Online grief support groups and pages dedicated to grief and loss are popping up and thousands of people are joining them. More and more people are open to sharing their heart stories while offering support and comfort to fellow grievers. I know these communities to be welcoming and supportive. Here are a few of my favorites (I include both of my pages also):
- Without My Mum hosted by Leigh Van Der Horst, author of the book ‘Without My Mum.’
- Motherless Daughters is a page dedicated to mother loss with supportive posts and comments by a community of over 400,000 followers.
- Hope Edelman has a website dedicated to her work in the field of mother loss and grief. On her site she lists statewide support groups for those missing their mothers. She also has a public Facebook page where she shares a wealth of information and stories pertaining to grief and loss.
- Grief Rites Foundation is a Portland based community movement where people openly share their grief stories.
- Modern Loss offers candid content, community and resources on loss and grief. These ladies organize the ANNUAL MOTHER’S DAY SWAP. If you missed it this year keep an eye out for next year’s event.
- Modern Loss closed group for the Modern Loss community.
- OptionB.Org is dedicated to giving you the tools you need to build resilience after grief and trauma. Opportunities to join groups for solidarity and support, and find information from experts.
- Motherless Daughters Virtual Support Group is a global support network hosted by my friend Adrienne for women who have experienced mother loss.
- Project Brave Birds is a page run by my friend Cheryl where the journeys and achievements of inspirational motherless women are celebrated.
- A Lovely woman is where I blog regularly about mother loss, early childhood loss and grief.
- My Facebook author page offers support, inspiration and healing to women who have experienced mother loss & to all grievers worldwide.
- Meetup.com offers an opportunity to find or organize your own Motherless Daughter group. I found the Portland group through Meet Up many, many years ago.
Other suggestions for this Mother’s Day weekend include:
- Try writing a healing letter to your mother on Mother’s Day. It might allow you to feel closer to her, and less alone.
- See if any of these book suggestions might help. Getting lost in a book, especially one I can relate to, is always of comfort to me. Make yourself a warm cup of tea and find a cozy chair where you can put your feet up. Some of these books will make you cry, others will allow you to feel less alone. All of them helped me in one way or another.
- Hope and Claire are hosting a free 30-minute conference call for motherless daughters at 9 PST/12 EST Saturday morning (May 12), the day before Mother’s Day.

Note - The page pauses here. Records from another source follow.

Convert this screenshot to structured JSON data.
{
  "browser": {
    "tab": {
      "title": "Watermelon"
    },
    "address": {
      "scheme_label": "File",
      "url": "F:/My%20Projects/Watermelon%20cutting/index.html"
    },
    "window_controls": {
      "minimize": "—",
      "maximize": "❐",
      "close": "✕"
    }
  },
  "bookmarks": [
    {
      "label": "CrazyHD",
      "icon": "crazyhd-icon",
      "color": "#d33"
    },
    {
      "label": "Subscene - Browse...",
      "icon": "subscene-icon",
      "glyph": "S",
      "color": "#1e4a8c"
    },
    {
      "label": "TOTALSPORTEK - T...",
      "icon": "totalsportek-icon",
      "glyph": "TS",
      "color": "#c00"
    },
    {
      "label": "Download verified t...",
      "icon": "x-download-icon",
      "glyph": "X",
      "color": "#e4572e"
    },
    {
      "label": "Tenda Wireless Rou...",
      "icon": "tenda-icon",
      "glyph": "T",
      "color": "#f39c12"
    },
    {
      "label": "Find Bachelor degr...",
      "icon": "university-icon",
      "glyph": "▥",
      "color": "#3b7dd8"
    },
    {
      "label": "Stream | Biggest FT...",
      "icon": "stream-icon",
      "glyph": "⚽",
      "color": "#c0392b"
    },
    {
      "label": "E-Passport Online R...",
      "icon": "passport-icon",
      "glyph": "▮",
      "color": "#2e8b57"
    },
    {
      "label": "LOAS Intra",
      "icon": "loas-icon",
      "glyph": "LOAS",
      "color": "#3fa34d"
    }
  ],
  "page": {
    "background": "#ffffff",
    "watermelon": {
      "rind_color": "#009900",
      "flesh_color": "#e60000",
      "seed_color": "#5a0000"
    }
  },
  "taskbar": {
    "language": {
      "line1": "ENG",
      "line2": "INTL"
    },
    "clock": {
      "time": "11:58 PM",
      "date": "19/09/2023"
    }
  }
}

- Motherless Mother’s Day Ceremony to be held in Portland, Oregon on Saturday (May 12). Suggestions for participation are given on the page for those unable to attend in person.
- Give to a charity in honor of your mother or volunteer for an organization where your expertise is appreciated. Examples include EmpowerHer, Womenforwomen, Girl’s Inc., The Dougy Center and Camp Erin.
- If you’re in Australia check out this fabulous idea Trees For Mum.
- Take a look at my blog post and see if any of these twelve ideas help.
- Most of all be kind to yourself.
- Share my blog post What Not to Do When Someone You Know Has Lost Their Mother. It’s one of my most popular blogs but I’ve a feeling it’s mostly us motherless daughters who are reading and sharing it! 🙂
Sending big hugs and lots of love to you this weekend. Next week we’ll carry on feeling the soft breeze on our cheeks, listening to the bird song in the air, rushing about getting on with our day. Take time to breathe and give yourself some sweet care. Listen for the whisper of your mother’s voice. Her love is with you, today and always.
Like or follow my public Facebook page here where I frequently post articles, quotes & information about mother loss, grief and the writing process.